For non-deployed service members, income includes benefits paid directly to the service member, such as food and clothing allowances. Income also includes housing allowances for households living off-base in the general commercial or private real estate market.
For deployed service members, income only includes the portion of a deployed service member’s income made available to the household by the deployed service member, (or on their behalf). For more information, see: SP 06-2010, CACFP 03-2010, SFSP 04-2010: Exclusion of Military Combat Pay, https://www.fns.usda.gov/cacfp-03-2010r-exclusion-military-combat-pay.
- Payments under the Agent Orange Compensation Exclusion Act, P.L. 101-201.
- Family Subsistence Supplemental Allowance (FSSA). See: SP 30-2006, CACFP 14-2006, SFSP 07-2006: U.S. Armed Forces Family Supplemental Subsistence Allowance – Permanently Excluded from Income Consideration for the Child Nutrition Programs, https://www.fns.usda.gov/us-armed-forces-family-supplemental-subsistence-allowance-%E2%80%93-permanently-excluded-income-1.
- Privatized housing allowances to service members living in housing covered under the Military Housing Privatization Initiative. (See: Department of Defense (DOD) Military Housing Privatization for a description of this type of housing, http://www.acq.osd.mil/housing/).
Combat Pay to be excluded as reportable income:
- Deployment Extension Incentive Pay (DEIP) given to active-duty service members who agree to extend their military service by completing deployment with their units without re-enlisting. This exemption applies only until the service members return to their home station. DEIP payments provided to service members who are not considered deployed are not exempt.
- Also exclude combat pay:
- Received in addition to the service member’s basic pay;
- Received as a result of deployment to (or service in) an area that has been designated as a combat zone; and
- Not received by the service member prior to deployment to or service in the designated combat zone.
Medicaid or Medicare information on an application for meal benefits does not qualify students for free or reduced price meals. Only students and extension to other household members may be provided free meal benefits based on Medicaid if found during the DCMP. The only eligible Medicaid students reside in the DCMP data. If you find two records for a child in the DCMP data- one for SNAP and one for Medicaid, you should certify the student free eligible based on SNAP, as DCMP SNAP is the highest level of free eligibility in Child Nutrition Programs.
Special education, foreign exchange, immigrant and refugee students are not automatically eligible for free meals. These students qualify for free, reduced price and paid meals by using the same income guidelines or categorical criteria used for all students. The SFA may claim these students for free or reduced price reimbursement only if a correctly approved application or other certification documentation is on file.
Students enrolled in Universal Pre-K programs are not automatically eligible for free meal benefits. These students are not necessarily from economically disadvantaged backgrounds. Only UPK students with direct certification eligibility or approved income applications on file would be eligible for free or reduced price benefits.

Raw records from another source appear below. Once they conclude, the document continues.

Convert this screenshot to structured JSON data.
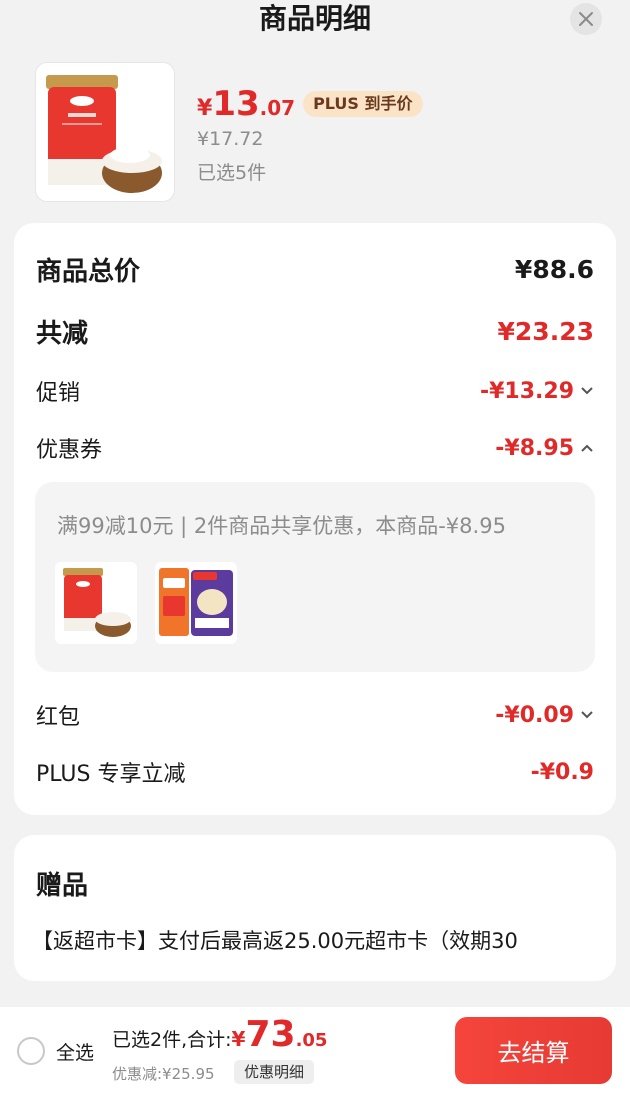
{
  "header": {
    "title": "商品明细",
    "close_icon": "close-icon"
  },
  "product": {
    "price_symbol": "¥",
    "price_int": "13",
    "price_dec": ".07",
    "plus_badge": "PLUS 到手价",
    "original_price": "¥17.72",
    "selected": "已选5件"
  },
  "summary": {
    "total_label": "商品总价",
    "total_value": "¥88.6",
    "reduce_label": "共减",
    "reduce_value": "¥23.23",
    "promo_label": "促销",
    "promo_value": "-¥13.29",
    "coupon_label": "优惠券",
    "coupon_value": "-¥8.95",
    "coupon_detail": "满99减10元 | 2件商品共享优惠，本商品-¥8.95",
    "redpacket_label": "红包",
    "redpacket_value": "-¥0.09",
    "plus_label": "PLUS 专享立减",
    "plus_value": "-¥0.9"
  },
  "gift": {
    "title": "赠品",
    "desc": "【返超市卡】支付后最高返25.00元超市卡（效期30"
  },
  "bottom": {
    "select_all": "全选",
    "total_label": "已选2件,合计:",
    "total_symbol": "¥",
    "total_int": "73",
    "total_dec": ".05",
    "discount": "优惠减:¥25.95",
    "detail_button": "优惠明细",
    "checkout_button": "去结算"
  },
  "colors": {
    "accent_red": "#e02a2a",
    "plus_badge_bg": "#fbe3c8",
    "checkout_bg": "#f5453c"
  }
}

Any money received by a household in the form of alimony or child support is considered income to the receiving household. Money paid by a household in the form of alimony or child support is not excluded as income for that household.
Self-employed persons may use their previous year’s income as a basis to project their current year’s net income, unless their current net income provides a more accurate measure.
Self-employed persons are credited with net income rather than gross income. Net income for self-employed farmers, for example, is figured by subtracting the farmer’s operating expenses from the gross receipts. See the USDA Eligibility Manual for a listing of deductible and non-deductible business expenses, gross receipts and operating expenses.
For a household with income from wages and self-employment, each amount must be listed separately. When a household experiences a business loss, income from wages must not be reduced by the amount of the business loss. If income from self-employment is negative, it is listed as zero.
Certain workers, such as seasonal workers, experience income fluctuations throughout the year, meaning they earn more money in some months than in other months. For these workers, reporting the previous month’s income may distort the household’s actual financial circumstances. In these situations, the household may project its annual rate of income, and report this amount as its current income. If the prior year’s income provides an accurate reflection of the household’s current annual rate of income, the prior year may be used as a basis for the projected annual rate of income.
The SFA must determine the period of time any earnings are received for seasonal workers, as well as the amount and source. Seasonal workers with annual employment contracts, such as school employees, may choose to have their salaries paid over a shorter period of time. To treat these employees in the same manner as employees who choose to have their salaries paid over the full year, the SFA must determine the full amount of income available contractually on an annual basis, and convert all income sources to annual amounts.